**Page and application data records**
========================

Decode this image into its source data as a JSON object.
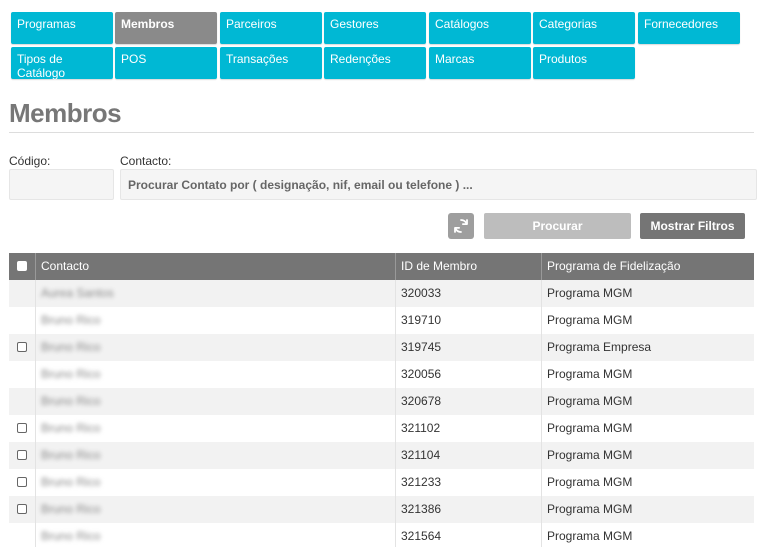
{
  "nav": {
    "row1": [
      "Programas",
      "Membros",
      "Parceiros",
      "Gestores",
      "Catálogos",
      "Categorias",
      "Fornecedores"
    ],
    "row2": [
      "Tipos de Catálogo",
      "POS",
      "Transações",
      "Redenções",
      "Marcas",
      "Produtos"
    ],
    "active": "Membros"
  },
  "page": {
    "title": "Membros"
  },
  "filters": {
    "code_label": "Código:",
    "code_value": "",
    "contact_label": "Contacto:",
    "contact_placeholder": "Procurar Contato por ( designação, nif, email ou telefone ) ..."
  },
  "actions": {
    "search_label": "Procurar",
    "show_filters_label": "Mostrar Filtros"
  },
  "table": {
    "headers": [
      "Contacto",
      "ID de Membro",
      "Programa de Fidelização"
    ],
    "rows": [
      {
        "contact": "Aurea Santos",
        "id": "320033",
        "program": "Programa MGM",
        "checkbox": false
      },
      {
        "contact": "Bruno Rico",
        "id": "319710",
        "program": "Programa MGM",
        "checkbox": false
      },
      {
        "contact": "Bruno Rico",
        "id": "319745",
        "program": "Programa Empresa",
        "checkbox": true
      },
      {
        "contact": "Bruno Rico",
        "id": "320056",
        "program": "Programa MGM",
        "checkbox": false
      },
      {
        "contact": "Bruno Rico",
        "id": "320678",
        "program": "Programa MGM",
        "checkbox": false
      },
      {
        "contact": "Bruno Rico",
        "id": "321102",
        "program": "Programa MGM",
        "checkbox": true
      },
      {
        "contact": "Bruno Rico",
        "id": "321104",
        "program": "Programa MGM",
        "checkbox": true
      },
      {
        "contact": "Bruno Rico",
        "id": "321233",
        "program": "Programa MGM",
        "checkbox": true
      },
      {
        "contact": "Bruno Rico",
        "id": "321386",
        "program": "Programa MGM",
        "checkbox": true
      },
      {
        "contact": "Bruno Rico",
        "id": "321564",
        "program": "Programa MGM",
        "checkbox": false
      }
    ]
  },
  "icons": {
    "refresh": "refresh-icon"
  },
  "colors": {
    "nav": "#00b8d4",
    "nav_active": "#8a8a8a",
    "header": "#757575"
  }
}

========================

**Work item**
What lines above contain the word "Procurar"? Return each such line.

**Solved exercise**
    "contact_placeholder": "Procurar Contato por ( designação, nif, email ou telefone ) ..."
    "search_label": "Procurar",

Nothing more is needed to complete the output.